Are you at risk for breast cancer?
Genetic research may be exploding, but there’s an information gap when it comes to spreading the new information. After learning she carried a lesser-known but equally life-altering genetic mutation, one patient made sure she got the word out.
Susan Berger was diagnosed with breast cancer in 1997 after a routine mammogram.
“I had a lumpectomy, six months of chemo, six weeks of radiation,” she said. “And I’m, knock on wood, cancer free since then.”
A few years later, the mother of three daughters underwent genetic testing to see if she carried the mutations, known as BRCA-1 and 2, that increase a person’s risk for the disease.
“I have three daughters, I was really happy to know BRCA mutation, I didn’t have that,” she said.
But 24 years later, the 69-year-old who is now a health reporter, received surprising news —and not from her doctors.
“In April, I got a phone call from my oldest daughter who had gone through genetic testing (and) found out she had something called PALB2,” Berger said. “(I) had no idea what that was.”
Palb2 is a gene that normally helps repair DNA damage in the body and fight off cancer.

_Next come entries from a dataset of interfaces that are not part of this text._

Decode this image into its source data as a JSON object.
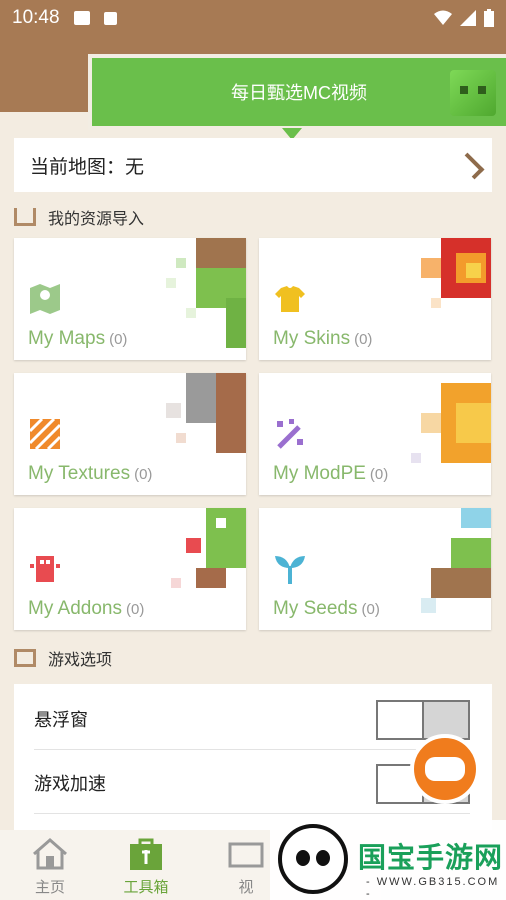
{
  "status_bar": {
    "time": "10:48",
    "icons": [
      "image-icon",
      "a-icon",
      "wifi-icon",
      "signal-icon",
      "battery-icon"
    ]
  },
  "banner": {
    "text": "每日甄选MC视频",
    "icon": "slime-icon",
    "color": "#6abf4b"
  },
  "current_map": {
    "label": "当前地图：",
    "value": "无"
  },
  "sections": {
    "import": "我的资源导入",
    "game_options": "游戏选项"
  },
  "cards": [
    {
      "label": "My Maps",
      "count": "(0)",
      "icon": "map-icon"
    },
    {
      "label": "My Skins",
      "count": "(0)",
      "icon": "shirt-icon"
    },
    {
      "label": "My Textures",
      "count": "(0)",
      "icon": "texture-icon"
    },
    {
      "label": "My ModPE",
      "count": "(0)",
      "icon": "magic-wand-icon"
    },
    {
      "label": "My Addons",
      "count": "(0)",
      "icon": "addon-icon"
    },
    {
      "label": "My Seeds",
      "count": "(0)",
      "icon": "sprout-icon"
    }
  ],
  "options": [
    {
      "label": "悬浮窗",
      "enabled": false
    },
    {
      "label": "游戏加速",
      "enabled": false
    }
  ],
  "nav": [
    {
      "label": "主页",
      "icon": "home-icon",
      "active": false
    },
    {
      "label": "工具箱",
      "icon": "toolbox-icon",
      "active": true
    },
    {
      "label": "视",
      "icon": "video-icon",
      "active": false
    }
  ],
  "watermark": {
    "title": "国宝手游网",
    "subtitle": "- WWW.GB315.COM -"
  },
  "colors": {
    "header": "#a77a54",
    "accent_green": "#6abf4b",
    "card_label": "#88b86c",
    "fab": "#f07c1d"
  }
}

When there is a mutation, the approach to prevention can change.
Dr Peter Hulick is a clinical geneticist at NorthShore University HealthSystem.
“It doesn’t guarantee someone will develop a cancer, but allows us to know we should be doing something different from a screening and prevention standpoint,” he said.
Unlike the commonly talked about BRCA 1 and 2, a PALB mutation is not as widely known, even though testing for it became available more than seven years ago and it is associated with three different diseases.
“It’s hard to keep up with any busy clinician and patient,” Hulick said. “It’s a fast-moving field.”
Here’s how PALB2 measures up: The average woman carries about a 12% lifetime risk for developing breast cancer. That risk jumps to 40% to 60% when PALB2 malfunctions. In comparison, BRCA 1 and BRCA 2 increase a person’s risk to 60% to 80%.
When it comes to ovarian cancer, the average lifetime risk is 1% to 2%. It’s 4% to 5% for those who carry the lesser-known mutation. And for pancreatic cancer – instead of the typical 1.5% risk for the disease, with palb2 there’s a 5% to 10% risk over the course of a lifetime.
“Being a 24-year breast cancer survivor and being a health reporter, I read everything,” Berger said. “I figured, if I don’t know, no one knows.”
Berger was right. After learning she, too, carries the PALB2 mutation, she wrote about the lesser-known genetic risk for the New York Times. Her article generated widespread response from patients and doctors.
“I had messages from doctors from Harvard and Johns Hopkins thanking me,” she said.
Instead of more intense screening, Berger has opted for prophylactic procedures. She had her ovaries and fallopian tubes removed and is considering a double mastectomy to protect herself from a cancer recurrence. And now her daughters are considering similar procedures.
“We were all pretty upset, but when we really sat down to think about it we realized that it’s a heads up. We know what to look for,” Berger said. “We feel lucky that we had the heads up, my girls and I.”
“We still have a ways to go but we have to tackle this awareness issue,” Hulick said.
So, who should undergo testing for the PALB mutation? If you have a family history of ovarian or pancreatic cancer or had a diagnosis of breast cancer before age 45, talk with a genetic specialist. And there is an online support group for those with PALB2 on Facebook as well.